Speaking in a personal capacity, Openshaw told BBC Breakfast on Saturday he feared “another lockdown Christmas if we don’t act soon”. He said: “We know that with public health measures the time to act is immediately. There’s no point in delaying. If you do delay then you need to take even more stringent actions later. The immediacy of response is absolutely vital if you’re going to get things under control.”
He said getting measures in place now in order to “get transmission rates right down” was key to having “a wonderful family Christmas where we can all get back together”.
Openshaw said it was “unacceptable to be letting this run at the moment”, adding: “I think the hospitals in many parts of the country are barely coping actually. Talking to people on the frontline, I think it’s just not sustainable to keep going at this rate.”
Last week, the UK recorded its highest number of Covid-related deaths since March.
Openshaw said: “At one stage last week there were 180 deaths in a single day. That is just too many deaths. We seem to have got used to the idea that we’re going to have many, many people dying of Covid and that I think is just not the case,” he said.
He urged the public to take matters into their own hands to slow down transmission of the virus, rather than waiting for the government to reintroduce measures, including avoiding public transport and crowded spaces if possible, getting vaccinated and accepting the offer of the booster jab.
“The sooner we all act, the sooner we can get this transmission rate down, and the greater the prospect of having a Christmas with our families,” Openshaw said.
Experts on the Scientific Advisory Group for Emergencies (Sage) said, in minutes of a meeting published on Friday, that a further huge rise in infections as seen in January was “increasingly unlikely”, as experts predicted a series of broader, flatter peaks as the virus continues to spread.
However, in its meeting dated 14 October, Sage warned measures from the government’s plan B would have greatest effect if brought in in unison and earlier on rather than later.
On Friday, trade union leaders representing 3 million frontline workers attacked the government’s “laissez-faire approach to managing the pandemic”, warning that it risks “another winter of chaos” without urgent action to curb the spread of Covid, including mandatory mask-wearing in shops and on public transport.
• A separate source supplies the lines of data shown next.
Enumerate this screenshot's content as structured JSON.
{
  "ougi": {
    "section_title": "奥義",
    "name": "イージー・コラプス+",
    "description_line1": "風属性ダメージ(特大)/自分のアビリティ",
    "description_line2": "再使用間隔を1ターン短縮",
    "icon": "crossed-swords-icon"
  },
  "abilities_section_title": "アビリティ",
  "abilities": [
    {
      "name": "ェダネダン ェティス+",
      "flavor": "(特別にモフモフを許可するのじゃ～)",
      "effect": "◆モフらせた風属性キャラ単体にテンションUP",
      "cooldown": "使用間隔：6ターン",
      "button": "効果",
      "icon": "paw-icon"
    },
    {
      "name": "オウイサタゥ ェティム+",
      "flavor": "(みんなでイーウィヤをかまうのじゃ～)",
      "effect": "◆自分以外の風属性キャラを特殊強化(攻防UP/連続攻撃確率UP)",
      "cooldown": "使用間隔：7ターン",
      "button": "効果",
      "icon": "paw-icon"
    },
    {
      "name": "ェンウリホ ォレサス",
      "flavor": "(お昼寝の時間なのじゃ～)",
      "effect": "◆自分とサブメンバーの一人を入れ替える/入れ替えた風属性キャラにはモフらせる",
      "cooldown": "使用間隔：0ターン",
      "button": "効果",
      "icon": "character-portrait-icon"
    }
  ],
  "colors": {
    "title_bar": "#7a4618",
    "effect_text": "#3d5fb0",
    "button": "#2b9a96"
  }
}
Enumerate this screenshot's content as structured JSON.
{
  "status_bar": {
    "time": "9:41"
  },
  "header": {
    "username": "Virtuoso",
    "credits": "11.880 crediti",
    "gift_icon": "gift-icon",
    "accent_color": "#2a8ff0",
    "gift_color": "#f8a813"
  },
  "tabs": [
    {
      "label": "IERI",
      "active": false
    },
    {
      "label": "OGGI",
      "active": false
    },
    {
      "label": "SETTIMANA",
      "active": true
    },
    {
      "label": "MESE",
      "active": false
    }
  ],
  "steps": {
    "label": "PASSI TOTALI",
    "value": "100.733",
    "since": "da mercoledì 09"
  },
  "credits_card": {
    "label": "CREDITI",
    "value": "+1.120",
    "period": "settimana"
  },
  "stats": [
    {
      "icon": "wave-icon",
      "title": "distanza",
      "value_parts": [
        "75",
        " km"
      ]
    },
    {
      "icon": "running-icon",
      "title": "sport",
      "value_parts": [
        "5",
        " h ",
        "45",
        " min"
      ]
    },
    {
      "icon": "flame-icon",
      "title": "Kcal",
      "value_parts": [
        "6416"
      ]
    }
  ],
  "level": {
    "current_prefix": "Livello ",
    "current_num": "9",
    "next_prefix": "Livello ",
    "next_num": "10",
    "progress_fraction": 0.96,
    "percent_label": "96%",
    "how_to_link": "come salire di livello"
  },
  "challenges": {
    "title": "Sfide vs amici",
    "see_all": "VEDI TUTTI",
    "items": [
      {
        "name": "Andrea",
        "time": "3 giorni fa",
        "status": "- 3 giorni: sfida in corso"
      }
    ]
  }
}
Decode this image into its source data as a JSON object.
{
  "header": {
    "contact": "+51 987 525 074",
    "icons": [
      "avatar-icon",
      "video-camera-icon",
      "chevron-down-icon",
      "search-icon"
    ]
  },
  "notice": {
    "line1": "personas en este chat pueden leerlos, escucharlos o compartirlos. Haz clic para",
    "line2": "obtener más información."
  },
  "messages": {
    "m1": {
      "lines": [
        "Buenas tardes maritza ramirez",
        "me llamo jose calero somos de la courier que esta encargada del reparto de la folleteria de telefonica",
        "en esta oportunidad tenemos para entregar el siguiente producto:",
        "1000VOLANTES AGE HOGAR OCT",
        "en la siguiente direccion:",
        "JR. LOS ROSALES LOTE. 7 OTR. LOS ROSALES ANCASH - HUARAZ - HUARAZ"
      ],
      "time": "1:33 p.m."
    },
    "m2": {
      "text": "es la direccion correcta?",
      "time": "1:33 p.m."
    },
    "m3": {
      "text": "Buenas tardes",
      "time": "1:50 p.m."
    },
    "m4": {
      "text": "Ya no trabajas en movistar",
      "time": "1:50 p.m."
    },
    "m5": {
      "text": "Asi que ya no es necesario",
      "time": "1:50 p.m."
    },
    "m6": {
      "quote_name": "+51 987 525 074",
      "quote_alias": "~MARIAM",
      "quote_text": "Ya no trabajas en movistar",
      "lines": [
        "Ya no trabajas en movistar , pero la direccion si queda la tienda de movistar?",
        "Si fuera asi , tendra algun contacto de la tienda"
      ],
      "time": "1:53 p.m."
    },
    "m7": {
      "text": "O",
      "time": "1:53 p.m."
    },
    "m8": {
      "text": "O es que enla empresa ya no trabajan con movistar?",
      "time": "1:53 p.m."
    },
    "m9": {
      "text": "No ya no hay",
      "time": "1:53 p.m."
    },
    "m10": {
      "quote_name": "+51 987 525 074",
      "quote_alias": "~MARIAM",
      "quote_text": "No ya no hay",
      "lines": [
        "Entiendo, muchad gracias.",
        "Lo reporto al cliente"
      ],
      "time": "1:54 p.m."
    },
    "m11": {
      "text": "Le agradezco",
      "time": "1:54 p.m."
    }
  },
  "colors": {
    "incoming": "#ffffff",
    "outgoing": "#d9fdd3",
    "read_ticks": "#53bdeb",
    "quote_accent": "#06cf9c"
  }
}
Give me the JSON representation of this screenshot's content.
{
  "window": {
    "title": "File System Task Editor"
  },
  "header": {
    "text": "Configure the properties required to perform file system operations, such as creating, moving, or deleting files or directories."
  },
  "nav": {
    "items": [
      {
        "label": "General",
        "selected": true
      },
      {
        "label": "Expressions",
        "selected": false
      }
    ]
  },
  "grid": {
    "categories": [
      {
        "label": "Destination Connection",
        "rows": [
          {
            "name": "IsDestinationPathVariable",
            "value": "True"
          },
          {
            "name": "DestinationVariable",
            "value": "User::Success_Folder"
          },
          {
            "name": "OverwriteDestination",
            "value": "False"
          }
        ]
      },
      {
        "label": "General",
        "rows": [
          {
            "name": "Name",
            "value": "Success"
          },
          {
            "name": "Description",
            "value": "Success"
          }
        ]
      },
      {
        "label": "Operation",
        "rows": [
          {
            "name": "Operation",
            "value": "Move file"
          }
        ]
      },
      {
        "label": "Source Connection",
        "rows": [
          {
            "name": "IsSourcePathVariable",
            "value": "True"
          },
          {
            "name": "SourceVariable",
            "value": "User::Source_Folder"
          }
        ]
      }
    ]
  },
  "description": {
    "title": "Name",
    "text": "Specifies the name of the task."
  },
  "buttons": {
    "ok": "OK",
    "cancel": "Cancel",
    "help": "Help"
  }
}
And at least a dozen local public health chiefs in England have broken from the government’s official guidance and recommended so-called plan B protective measures, including mask-wearing and working from home, to combat a surge in Covid infections in their areas.